French

Fleur de blé noir

Sur les bords de la Rance, où j'ons vu le jour
J'ons la douce espérance d'être aimé d'amour
Dans une métairie comme aide-berger
Pour mieux voir ma jolie, je me suis gagé
 
Refrain :
Ah ! Nulle bretonne n'est plus mignonne à voir
Que la belle que l'on appelle Fleur de Blé Noir
Non, non ! Nulle Bretonne n'est si mignonne
À voir, que ma Fleur de blé noir
 
Lorsque je l'ons croisée un soir dans le blé
Si blanche et si rosée, j'en fus aveuglé
Et ma lèvre ravie murmura : Bonsoir.
Salut à Vous Marie, la Fleur de blé noir
 
Refrain
 
Allons gars et fillettes faucher les moissons
Car les récoltes faites, nous nous épouserons
Et puis dans la nuit claire, où tous rassemblés
Nous danserons sur l'aire où l'on bat les blés
 
Refrain
 
Submitted by marta90 on Thu, 16/03/2017 - 00:32
Last edited by Joutsenpoika on Thu, 16/03/2017 - 13:01
Align paragraphs
English translation

Buckwheat flower

On the banks of the Rance, where I was born
I caress the hope of being truly loved.
In a tenant farm, as a shepherd hand,
so as to better see my sweet one, I applied for work.
 
(chorus)
Ah ! No gal in Britanny is a cuter sight
than the lass they call Buckwheat1 Flower
No, indeed, no gal is so pleasing
to the eye as my Buckwheat Flower.
 
As I met her one evening in a wheat field,
I was blinded by her white-and-rosiness2
and my ravished lip muttered "good evening,
salutations, Marie, the Buckwheat Flower"
 
(chorus)
 
Come on gals and lads, let's harvest the crops
for after the harvest we shall get married.
Then, in the moonlit night, when everybody will be gathered
we will dance on the area where the wheat gets threshed.
 
(chorus)
 
  • 1. an old-ish French name for buckwheat, lit. "black wheat"
  • 2. that sounds rather silly in French too
This translation does not claim to be of any particular value.
Glad if you liked it, sorry if you didn't.
You can reuse it as you please.
Glad if it's for knowledge or understanding, sorry if it's just for money or fame.
Submitted by petit élève on Thu, 16/03/2017 - 01:09
Added in reply to request by marta90
Author's comments:

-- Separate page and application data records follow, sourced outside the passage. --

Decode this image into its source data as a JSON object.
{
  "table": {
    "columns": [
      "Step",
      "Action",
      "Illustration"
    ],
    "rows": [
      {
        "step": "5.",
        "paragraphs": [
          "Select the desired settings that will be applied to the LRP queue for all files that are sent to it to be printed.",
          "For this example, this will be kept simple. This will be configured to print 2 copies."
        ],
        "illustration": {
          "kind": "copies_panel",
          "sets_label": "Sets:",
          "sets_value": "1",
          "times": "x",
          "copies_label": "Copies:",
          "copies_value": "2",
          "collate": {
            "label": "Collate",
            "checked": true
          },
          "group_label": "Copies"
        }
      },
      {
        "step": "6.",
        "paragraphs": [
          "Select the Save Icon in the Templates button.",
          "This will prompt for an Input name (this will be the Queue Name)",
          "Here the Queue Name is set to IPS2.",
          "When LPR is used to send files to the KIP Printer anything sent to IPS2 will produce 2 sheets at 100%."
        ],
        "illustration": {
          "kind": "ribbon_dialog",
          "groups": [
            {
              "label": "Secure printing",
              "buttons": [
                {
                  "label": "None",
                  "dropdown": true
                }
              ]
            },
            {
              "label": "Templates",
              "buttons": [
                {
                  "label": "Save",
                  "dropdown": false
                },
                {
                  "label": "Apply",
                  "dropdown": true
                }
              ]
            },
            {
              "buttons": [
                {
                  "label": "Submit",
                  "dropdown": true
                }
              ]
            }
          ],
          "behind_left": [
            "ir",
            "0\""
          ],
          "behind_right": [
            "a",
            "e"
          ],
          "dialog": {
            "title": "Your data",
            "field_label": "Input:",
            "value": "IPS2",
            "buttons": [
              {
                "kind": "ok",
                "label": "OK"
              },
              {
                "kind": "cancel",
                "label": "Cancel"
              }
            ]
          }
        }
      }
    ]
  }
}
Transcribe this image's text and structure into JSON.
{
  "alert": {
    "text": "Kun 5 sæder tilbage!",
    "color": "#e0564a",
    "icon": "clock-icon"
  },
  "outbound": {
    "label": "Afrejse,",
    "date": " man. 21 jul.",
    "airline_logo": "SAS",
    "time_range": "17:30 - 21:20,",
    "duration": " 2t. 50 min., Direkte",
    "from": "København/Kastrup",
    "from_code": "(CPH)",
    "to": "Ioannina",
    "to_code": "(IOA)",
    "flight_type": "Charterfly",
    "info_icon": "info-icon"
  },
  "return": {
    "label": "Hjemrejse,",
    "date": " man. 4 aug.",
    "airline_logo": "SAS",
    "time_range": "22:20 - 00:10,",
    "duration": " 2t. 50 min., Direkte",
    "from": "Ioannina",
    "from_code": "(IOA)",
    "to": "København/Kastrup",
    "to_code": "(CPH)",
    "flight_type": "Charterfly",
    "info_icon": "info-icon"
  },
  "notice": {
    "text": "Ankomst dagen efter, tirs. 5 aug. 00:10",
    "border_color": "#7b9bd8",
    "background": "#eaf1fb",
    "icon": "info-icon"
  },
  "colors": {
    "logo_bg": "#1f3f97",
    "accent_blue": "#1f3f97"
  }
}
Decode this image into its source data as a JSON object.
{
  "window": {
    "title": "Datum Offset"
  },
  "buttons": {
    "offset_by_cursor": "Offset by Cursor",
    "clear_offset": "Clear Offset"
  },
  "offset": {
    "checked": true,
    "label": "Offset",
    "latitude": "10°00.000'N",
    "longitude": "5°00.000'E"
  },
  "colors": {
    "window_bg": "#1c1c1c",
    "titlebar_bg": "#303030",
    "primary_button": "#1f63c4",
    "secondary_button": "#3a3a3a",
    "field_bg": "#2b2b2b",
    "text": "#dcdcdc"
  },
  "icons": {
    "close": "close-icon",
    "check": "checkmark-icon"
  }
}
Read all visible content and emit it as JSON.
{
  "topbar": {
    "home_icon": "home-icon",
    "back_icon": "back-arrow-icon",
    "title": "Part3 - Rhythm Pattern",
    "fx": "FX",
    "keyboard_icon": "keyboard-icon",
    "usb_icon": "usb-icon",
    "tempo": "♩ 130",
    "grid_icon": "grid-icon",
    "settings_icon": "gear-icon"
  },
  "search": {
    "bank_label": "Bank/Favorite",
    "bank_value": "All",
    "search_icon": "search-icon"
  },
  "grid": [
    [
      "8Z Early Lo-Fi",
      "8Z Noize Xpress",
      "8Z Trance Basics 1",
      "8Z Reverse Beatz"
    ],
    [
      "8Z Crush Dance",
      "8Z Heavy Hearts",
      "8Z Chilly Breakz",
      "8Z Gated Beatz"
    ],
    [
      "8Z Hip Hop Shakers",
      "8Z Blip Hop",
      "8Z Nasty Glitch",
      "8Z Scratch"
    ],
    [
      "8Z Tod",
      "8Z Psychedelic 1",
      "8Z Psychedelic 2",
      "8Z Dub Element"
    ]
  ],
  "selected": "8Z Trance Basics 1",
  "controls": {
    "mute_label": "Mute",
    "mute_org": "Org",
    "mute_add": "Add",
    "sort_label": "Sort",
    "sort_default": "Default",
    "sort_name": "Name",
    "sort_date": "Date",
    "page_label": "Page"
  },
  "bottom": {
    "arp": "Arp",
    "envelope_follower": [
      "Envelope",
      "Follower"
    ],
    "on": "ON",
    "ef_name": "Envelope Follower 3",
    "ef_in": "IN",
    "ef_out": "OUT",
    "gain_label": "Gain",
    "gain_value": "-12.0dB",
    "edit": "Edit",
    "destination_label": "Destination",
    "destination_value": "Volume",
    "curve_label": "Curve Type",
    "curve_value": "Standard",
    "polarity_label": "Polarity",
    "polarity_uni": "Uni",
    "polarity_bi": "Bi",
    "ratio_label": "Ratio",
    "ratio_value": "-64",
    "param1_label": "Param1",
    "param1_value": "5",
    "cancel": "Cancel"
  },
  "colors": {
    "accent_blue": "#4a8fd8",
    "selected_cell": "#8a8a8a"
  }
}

Sounds like an old phoney folk song to me. Just pompous French with a few words distorted to mimic some kind of patois.

Aimé Doniat: Top 3
See also
Comments